Close to 18% of U.S. homeowners who are current on their mortgage payments are classified as underwater, setting the stage for additional defaults if home prices fall deeper, Lender Processing Services (LPS) said in its July Mortgage Monitor Report.
The mortgage technology firm said mortgage delinquencies are down 30% from the peak established in January 2010. LPS said there is a direct link between negative equity and new problem home loans, and risks remain if home prices decline.
“As negative equity increases, we see corresponding increases in the number of new problem loans,” LPS said Monday. “In Nevada and Florida, two of the states with the highest percentage of underwater borrowers, more than 3% of borrowers who were up to date on their payments are 60 or more days delinquent six months later. This suggests that further home price declines – should they occur – could jeopardize recent improvements.”
The report does show improvements in loan delinquencies with the U.S. loan delinquency rate falling to 7.03% in July, a 1.6% drop from June. The foreclosure pre-sale inventory rate also edged down 0.2% month-over-month,hitting 4.08% in July.

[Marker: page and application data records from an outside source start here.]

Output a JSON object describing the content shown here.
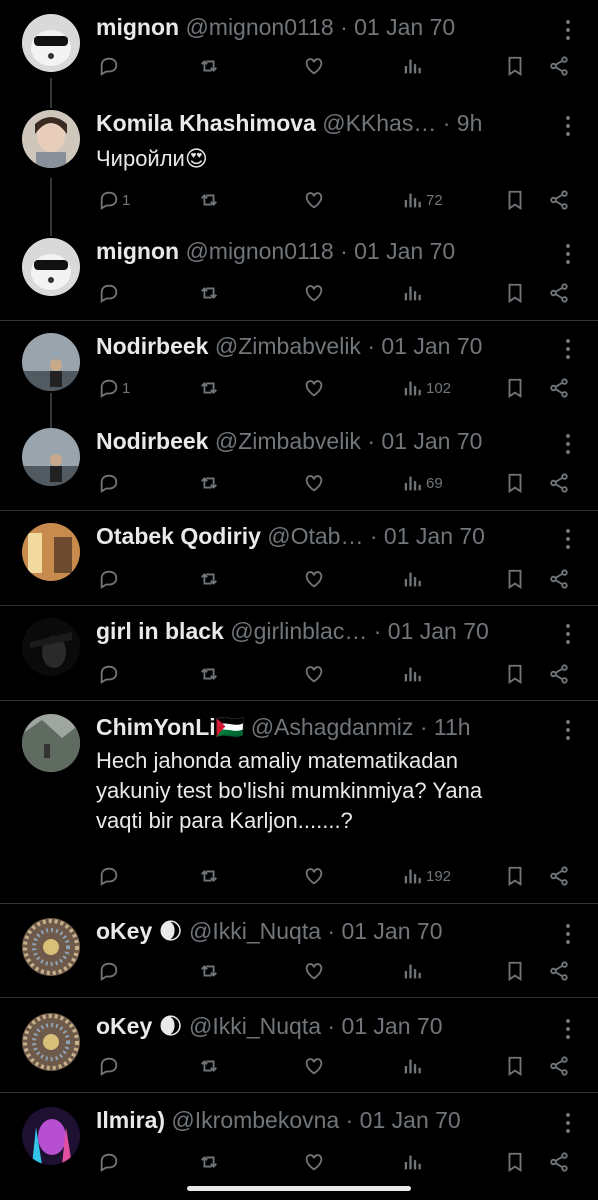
{
  "tweets": [
    {
      "name": "mignon",
      "handle": "@mignon0118",
      "time": "· 01 Jan 70",
      "text": "",
      "replies": "",
      "views": ""
    },
    {
      "name": "Komila Khashimova",
      "handle": "@KKhas…",
      "time": "· 9h",
      "text": "Чиройли😍",
      "replies": "1",
      "views": "72"
    },
    {
      "name": "mignon",
      "handle": "@mignon0118",
      "time": "· 01 Jan 70",
      "text": "",
      "replies": "",
      "views": ""
    },
    {
      "name": "Nodirbeek",
      "handle": "@Zimbabvelik",
      "time": "· 01 Jan 70",
      "text": "",
      "replies": "1",
      "views": "102"
    },
    {
      "name": "Nodirbeek",
      "handle": "@Zimbabvelik",
      "time": "· 01 Jan 70",
      "text": "",
      "replies": "",
      "views": "69"
    },
    {
      "name": "Otabek Qodiriy",
      "handle": "@Otab…",
      "time": "· 01 Jan 70",
      "text": "",
      "replies": "",
      "views": ""
    },
    {
      "name": "girl in black",
      "handle": "@girlinblac…",
      "time": "· 01 Jan 70",
      "text": "",
      "replies": "",
      "views": ""
    },
    {
      "name": "ChimYonLi🇵🇸",
      "handle": "@Ashagdanmiz",
      "time": "· 11h",
      "text": "Hech jahonda amaliy matematikadan\nyakuniy test bo'lishi mumkinmiya? Yana\nvaqti bir para Karljon.......?",
      "replies": "",
      "views": "192"
    },
    {
      "name": "oKey 🌒",
      "handle": "@Ikki_Nuqta",
      "time": "· 01 Jan 70",
      "text": "",
      "replies": "",
      "views": ""
    },
    {
      "name": "oKey 🌒",
      "handle": "@Ikki_Nuqta",
      "time": "· 01 Jan 70",
      "text": "",
      "replies": "",
      "views": ""
    },
    {
      "name": "Ilmira)",
      "handle": "@Ikrombekovna",
      "time": "· 01 Jan 70",
      "text": "",
      "replies": "",
      "views": ""
    }
  ],
  "icons": {
    "reply": "reply-icon",
    "retweet": "retweet-icon",
    "like": "like-icon",
    "views": "views-icon",
    "bookmark": "bookmark-icon",
    "share": "share-icon",
    "more": "more-icon"
  },
  "colors": {
    "background": "#000000",
    "text": "#e7e9ea",
    "muted": "#71767b",
    "divider": "#2f3336"
  }
}
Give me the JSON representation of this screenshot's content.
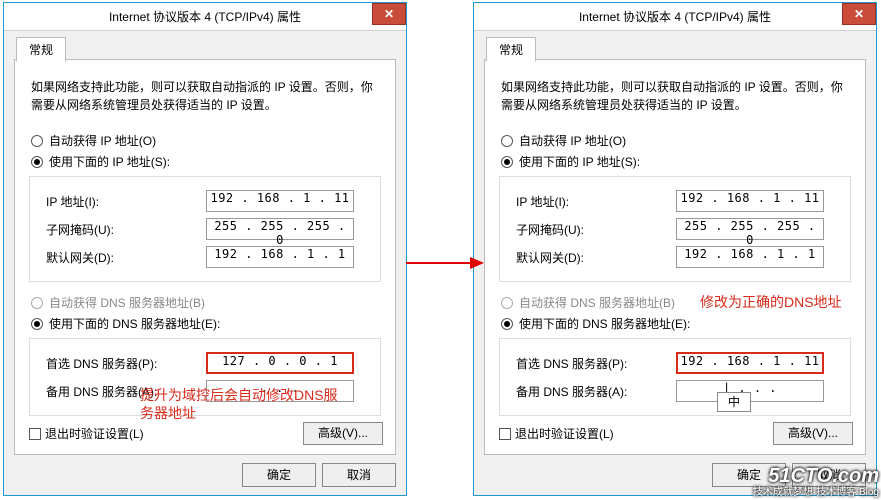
{
  "window_title": "Internet 协议版本 4 (TCP/IPv4) 属性",
  "close_glyph": "✕",
  "tab": {
    "label": "常规"
  },
  "description": "如果网络支持此功能，则可以获取自动指派的 IP 设置。否则，你需要从网络系统管理员处获得适当的 IP 设置。",
  "radio_ip_auto": "自动获得 IP 地址(O)",
  "radio_ip_manual": "使用下面的 IP 地址(S):",
  "field_ip": "IP 地址(I):",
  "field_mask": "子网掩码(U):",
  "field_gw": "默认网关(D):",
  "radio_dns_auto": "自动获得 DNS 服务器地址(B)",
  "radio_dns_manual": "使用下面的 DNS 服务器地址(E):",
  "field_dns1": "首选 DNS 服务器(P):",
  "field_dns2": "备用 DNS 服务器(A):",
  "check_exit_validate": "退出时验证设置(L)",
  "btn_advanced": "高级(V)...",
  "btn_ok": "确定",
  "btn_cancel": "取消",
  "left": {
    "ip": "192 . 168 .  1  . 11",
    "mask": "255 . 255 . 255 .  0",
    "gw": "192 . 168 .  1  .  1",
    "dns1": "127 .  0  .  0  .  1",
    "dns2": "  .     .     .  "
  },
  "right": {
    "ip": "192 . 168 .  1  . 11",
    "mask": "255 . 255 . 255 .  0",
    "gw": "192 . 168 .  1  .  1",
    "dns1": "192 . 168 .  1  . 11",
    "dns2": "|  .     .     .  "
  },
  "annotation_left": "提升为域控后会自动修改DNS服务器地址",
  "annotation_right": "修改为正确的DNS地址",
  "ime_text": "中",
  "watermark": {
    "big": "51CTO.com",
    "small": "技术成就梦想·技术博客 Blog"
  }
}
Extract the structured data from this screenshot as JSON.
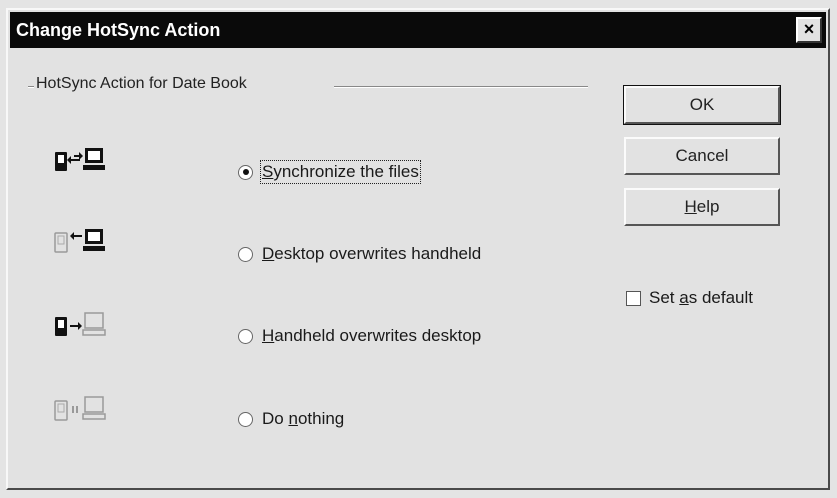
{
  "window": {
    "title": "Change HotSync Action",
    "close_label": "×"
  },
  "group": {
    "label": "HotSync Action for Date Book"
  },
  "options": [
    {
      "pre": "",
      "key": "S",
      "post": "ynchronize the files",
      "selected": true,
      "icon": "sync-both-icon"
    },
    {
      "pre": "",
      "key": "D",
      "post": "esktop overwrites handheld",
      "selected": false,
      "icon": "desktop-to-handheld-icon"
    },
    {
      "pre": "",
      "key": "H",
      "post": "andheld overwrites desktop",
      "selected": false,
      "icon": "handheld-to-desktop-icon"
    },
    {
      "pre": "Do ",
      "key": "n",
      "post": "othing",
      "selected": false,
      "icon": "do-nothing-icon"
    }
  ],
  "buttons": {
    "ok": "OK",
    "cancel": "Cancel",
    "help_key": "H",
    "help_rest": "elp"
  },
  "default_checkbox": {
    "pre": "Set ",
    "key": "a",
    "post": "s default",
    "checked": false
  },
  "colors": {
    "titlebar": "#0a0a0a",
    "face": "#e2e2e2"
  }
}
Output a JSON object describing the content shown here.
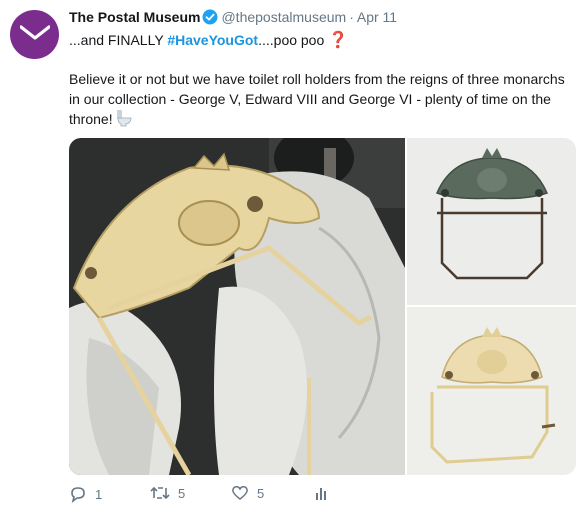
{
  "tweet": {
    "author_name": "The Postal Museum",
    "handle": "@thepostalmuseum",
    "separator": "·",
    "date": "Apr 11",
    "line1_prefix": "...and FINALLY ",
    "hashtag": "#HaveYouGot",
    "line1_suffix": "....poo poo ",
    "line1_emoji": "❓",
    "body": "Believe it or not but we have toilet roll holders from the reigns of three monarchs in our collection - George V, Edward VIII and George VI - plenty of time on the throne!",
    "body_emoji_icon": "toilet-icon"
  },
  "actions": {
    "reply_count": "1",
    "retweet_count": "5",
    "like_count": "5",
    "analytics_icon": "bar-chart-icon"
  },
  "colors": {
    "avatar_bg": "#7b2d8e",
    "verified": "#1da1f2",
    "hashtag": "#1b95e0",
    "muted": "#657786"
  }
}
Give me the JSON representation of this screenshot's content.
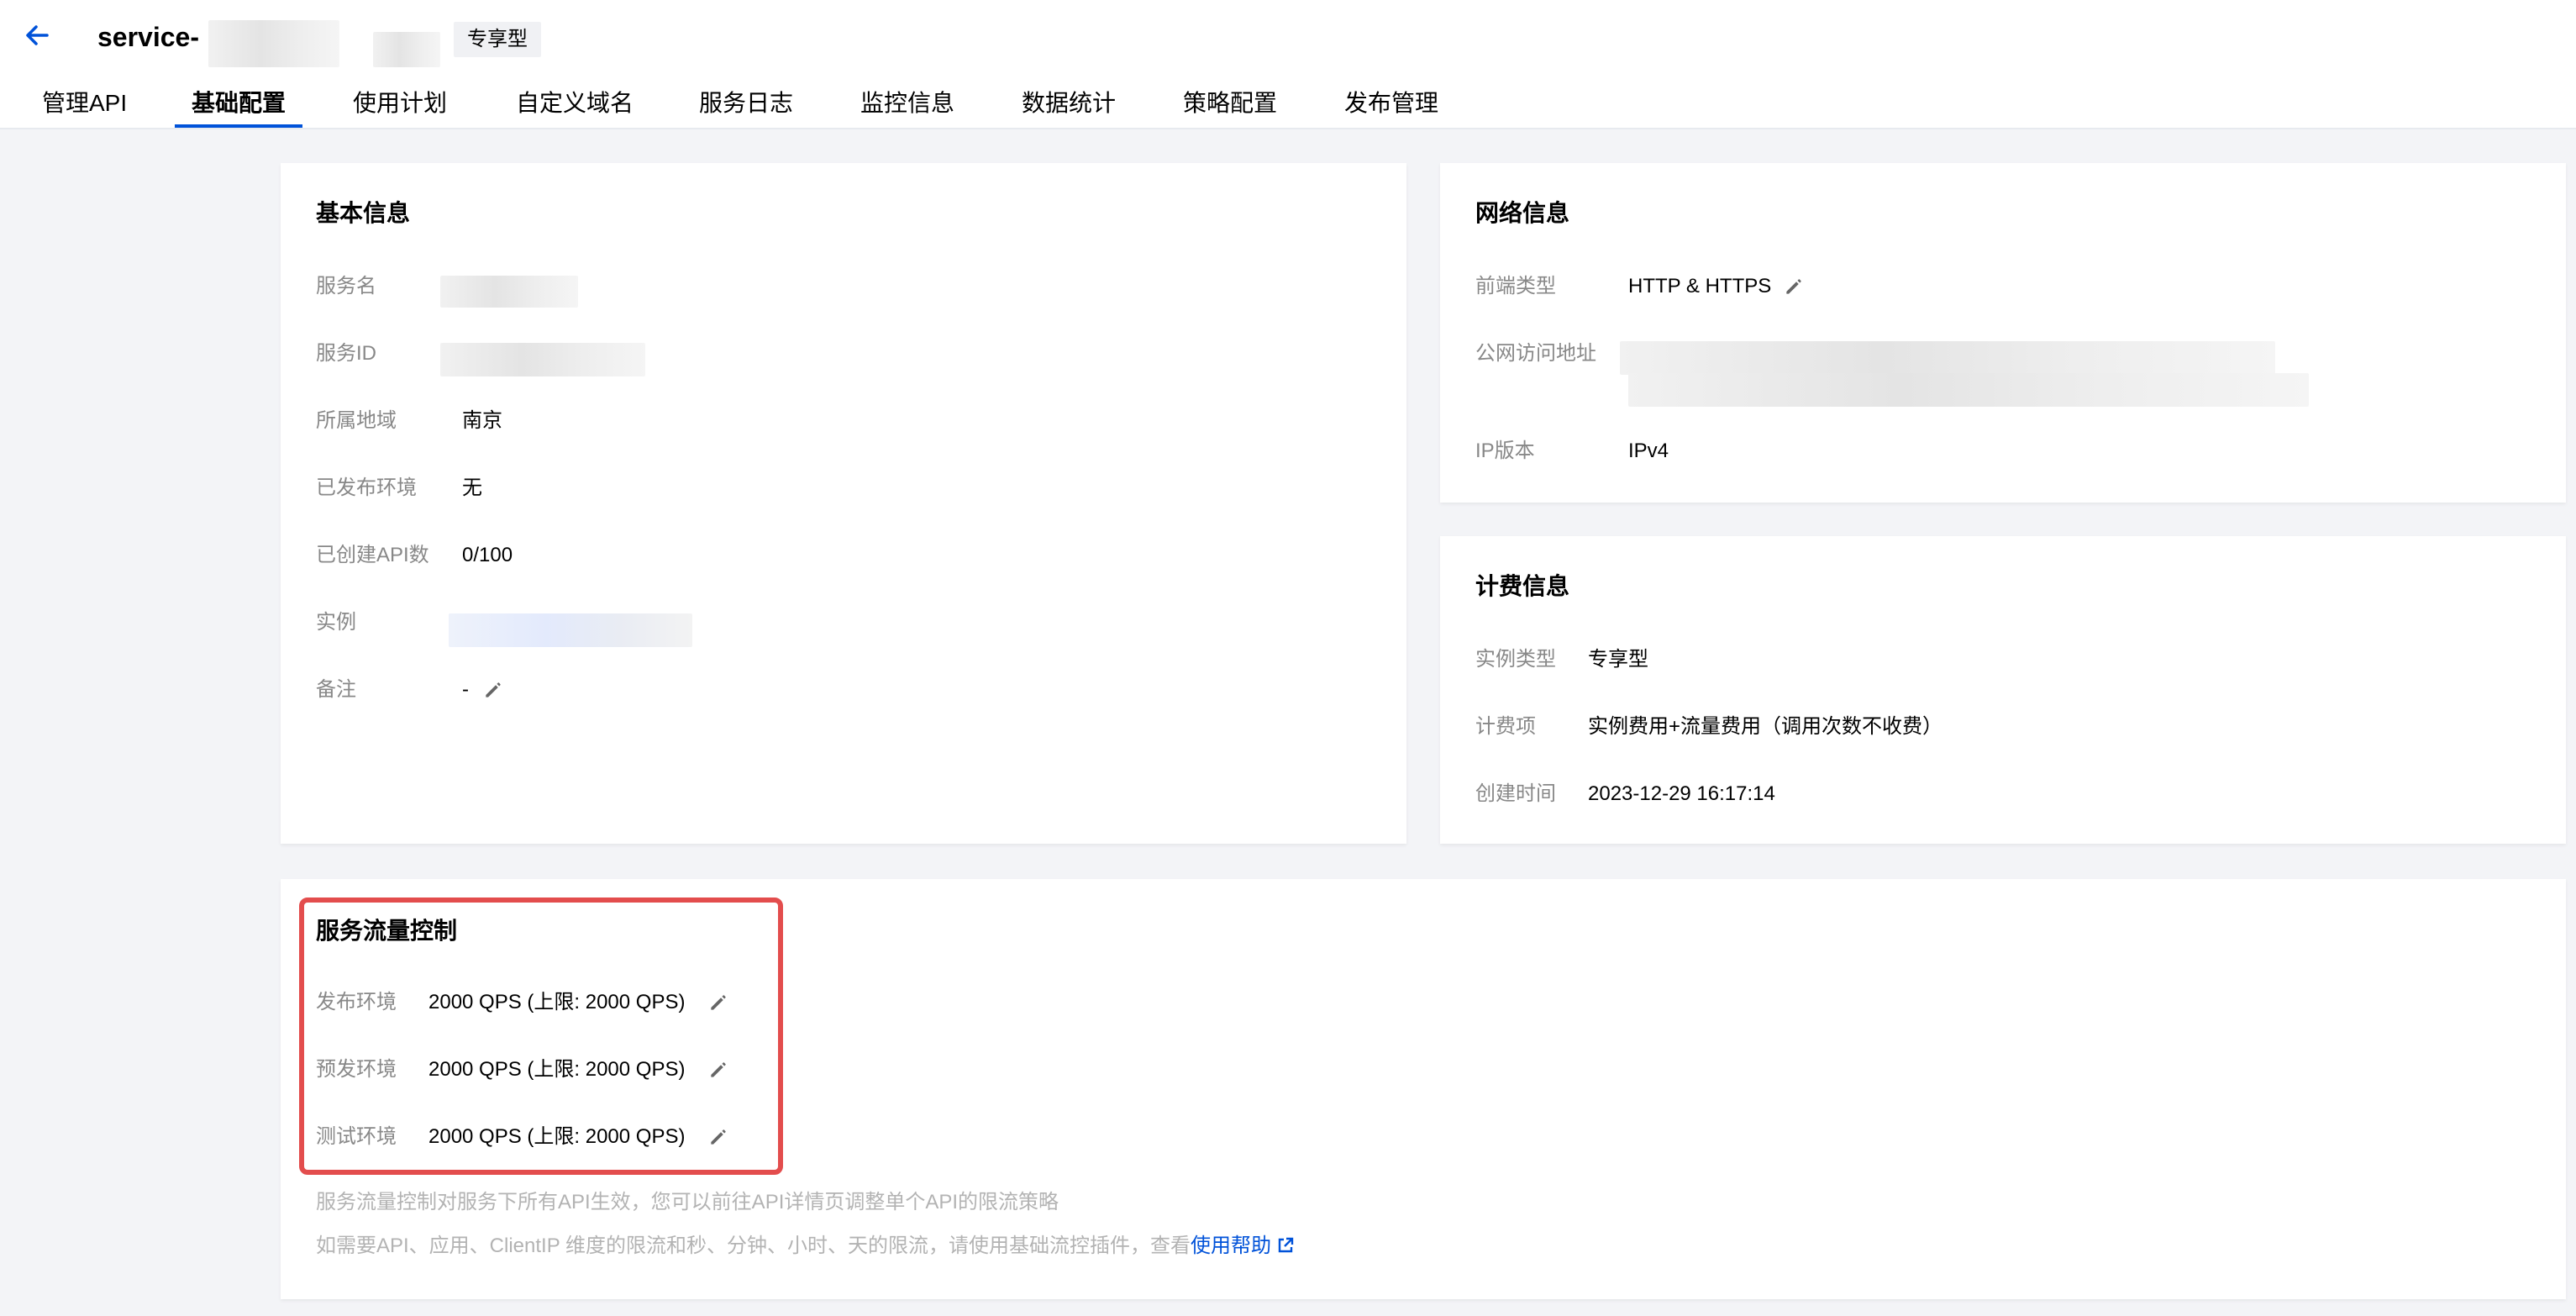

States with the most non-current loans include Florida, Mississippi, Nevada, New Jersey and Illinois. Meanwhile, those with the lowest percent of non-current loans include Montana, Alaska, Wyoming, North Dakota and South Dakota.